§ **Exercise input**

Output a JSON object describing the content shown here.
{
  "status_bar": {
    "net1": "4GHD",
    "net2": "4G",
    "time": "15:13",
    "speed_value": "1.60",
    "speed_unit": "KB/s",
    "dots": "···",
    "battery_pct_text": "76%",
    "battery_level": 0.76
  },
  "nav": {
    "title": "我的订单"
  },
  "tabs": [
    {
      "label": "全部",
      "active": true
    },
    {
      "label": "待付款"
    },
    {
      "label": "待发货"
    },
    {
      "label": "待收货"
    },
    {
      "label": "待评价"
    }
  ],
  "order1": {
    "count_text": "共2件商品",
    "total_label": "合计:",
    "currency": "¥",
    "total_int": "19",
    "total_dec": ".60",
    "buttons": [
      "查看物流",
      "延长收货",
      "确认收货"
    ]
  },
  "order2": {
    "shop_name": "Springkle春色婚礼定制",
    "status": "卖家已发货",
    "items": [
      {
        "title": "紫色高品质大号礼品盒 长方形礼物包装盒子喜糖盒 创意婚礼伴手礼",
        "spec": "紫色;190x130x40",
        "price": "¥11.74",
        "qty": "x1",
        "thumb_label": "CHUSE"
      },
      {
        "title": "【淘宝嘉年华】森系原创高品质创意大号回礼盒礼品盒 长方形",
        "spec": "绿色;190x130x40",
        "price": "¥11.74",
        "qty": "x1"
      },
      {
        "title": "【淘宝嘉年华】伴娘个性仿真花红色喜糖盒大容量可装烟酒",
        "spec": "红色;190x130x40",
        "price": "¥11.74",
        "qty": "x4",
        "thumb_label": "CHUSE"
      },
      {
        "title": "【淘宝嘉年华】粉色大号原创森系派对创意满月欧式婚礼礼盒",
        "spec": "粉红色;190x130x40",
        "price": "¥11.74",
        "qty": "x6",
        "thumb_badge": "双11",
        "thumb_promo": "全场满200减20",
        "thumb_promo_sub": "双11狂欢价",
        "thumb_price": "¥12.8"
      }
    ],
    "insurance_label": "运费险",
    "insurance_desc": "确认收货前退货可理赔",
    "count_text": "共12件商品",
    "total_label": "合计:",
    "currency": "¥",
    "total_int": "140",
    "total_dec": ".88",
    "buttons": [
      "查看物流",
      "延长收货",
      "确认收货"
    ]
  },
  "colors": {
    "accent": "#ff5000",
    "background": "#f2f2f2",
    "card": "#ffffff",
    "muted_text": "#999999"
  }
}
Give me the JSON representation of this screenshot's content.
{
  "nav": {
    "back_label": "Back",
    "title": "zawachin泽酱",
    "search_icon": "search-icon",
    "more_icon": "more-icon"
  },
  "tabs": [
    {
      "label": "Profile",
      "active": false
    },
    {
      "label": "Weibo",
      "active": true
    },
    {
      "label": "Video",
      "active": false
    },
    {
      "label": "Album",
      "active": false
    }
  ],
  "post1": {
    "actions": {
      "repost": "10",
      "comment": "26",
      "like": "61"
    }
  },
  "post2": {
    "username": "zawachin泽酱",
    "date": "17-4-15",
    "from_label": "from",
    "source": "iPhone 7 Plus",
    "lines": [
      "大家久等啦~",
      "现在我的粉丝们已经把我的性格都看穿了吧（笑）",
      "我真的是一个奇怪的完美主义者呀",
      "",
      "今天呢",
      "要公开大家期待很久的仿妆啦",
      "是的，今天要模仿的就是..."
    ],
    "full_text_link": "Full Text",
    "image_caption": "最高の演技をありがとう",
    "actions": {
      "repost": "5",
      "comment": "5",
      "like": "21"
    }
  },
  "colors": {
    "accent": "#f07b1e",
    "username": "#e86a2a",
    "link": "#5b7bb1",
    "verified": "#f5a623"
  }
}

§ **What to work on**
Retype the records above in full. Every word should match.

§ **Expected answer**
Output a JSON object describing the content shown here.
{
  "status_bar": {
    "net1": "4GHD",
    "net2": "4G",
    "time": "15:13",
    "speed_value": "1.60",
    "speed_unit": "KB/s",
    "dots": "···",
    "battery_pct_text": "76%",
    "battery_level": 0.76
  },
  "nav": {
    "title": "我的订单"
  },
  "tabs": [
    {
      "label": "全部",
      "active": true
    },
    {
      "label": "待付款"
    },
    {
      "label": "待发货"
    },
    {
      "label": "待收货"
    },
    {
      "label": "待评价"
    }
  ],
  "order1": {
    "count_text": "共2件商品",
    "total_label": "合计:",
    "currency": "¥",
    "total_int": "19",
    "total_dec": ".60",
    "buttons": [
      "查看物流",
      "延长收货",
      "确认收货"
    ]
  },
  "order2": {
    "shop_name": "Springkle春色婚礼定制",
    "status": "卖家已发货",
    "items": [
      {
        "title": "紫色高品质大号礼品盒 长方形礼物包装盒子喜糖盒 创意婚礼伴手礼",
        "spec": "紫色;190x130x40",
        "price": "¥11.74",
        "qty": "x1",
        "thumb_label": "CHUSE"
      },
      {
        "title": "【淘宝嘉年华】森系原创高品质创意大号回礼盒礼品盒 长方形",
        "spec": "绿色;190x130x40",
        "price": "¥11.74",
        "qty": "x1"
      },
      {
        "title": "【淘宝嘉年华】伴娘个性仿真花红色喜糖盒大容量可装烟酒",
        "spec": "红色;190x130x40",
        "price": "¥11.74",
        "qty": "x4",
        "thumb_label": "CHUSE"
      },
      {
        "title": "【淘宝嘉年华】粉色大号原创森系派对创意满月欧式婚礼礼盒",
        "spec": "粉红色;190x130x40",
        "price": "¥11.74",
        "qty": "x6",
        "thumb_badge": "双11",
        "thumb_promo": "全场满200减20",
        "thumb_promo_sub": "双11狂欢价",
        "thumb_price": "¥12.8"
      }
    ],
    "insurance_label": "运费险",
    "insurance_desc": "确认收货前退货可理赔",
    "count_text": "共12件商品",
    "total_label": "合计:",
    "currency": "¥",
    "total_int": "140",
    "total_dec": ".88",
    "buttons": [
      "查看物流",
      "延长收货",
      "确认收货"
    ]
  },
  "colors": {
    "accent": "#ff5000",
    "background": "#f2f2f2",
    "card": "#ffffff",
    "muted_text": "#999999"
  }
}
Give me the JSON representation of this screenshot's content.
{
  "nav": {
    "back_label": "Back",
    "title": "zawachin泽酱",
    "search_icon": "search-icon",
    "more_icon": "more-icon"
  },
  "tabs": [
    {
      "label": "Profile",
      "active": false
    },
    {
      "label": "Weibo",
      "active": true
    },
    {
      "label": "Video",
      "active": false
    },
    {
      "label": "Album",
      "active": false
    }
  ],
  "post1": {
    "actions": {
      "repost": "10",
      "comment": "26",
      "like": "61"
    }
  },
  "post2": {
    "username": "zawachin泽酱",
    "date": "17-4-15",
    "from_label": "from",
    "source": "iPhone 7 Plus",
    "lines": [
      "大家久等啦~",
      "现在我的粉丝们已经把我的性格都看穿了吧（笑）",
      "我真的是一个奇怪的完美主义者呀",
      "",
      "今天呢",
      "要公开大家期待很久的仿妆啦",
      "是的，今天要模仿的就是..."
    ],
    "full_text_link": "Full Text",
    "image_caption": "最高の演技をありがとう",
    "actions": {
      "repost": "5",
      "comment": "5",
      "like": "21"
    }
  },
  "colors": {
    "accent": "#f07b1e",
    "username": "#e86a2a",
    "link": "#5b7bb1",
    "verified": "#f5a623"
  }
}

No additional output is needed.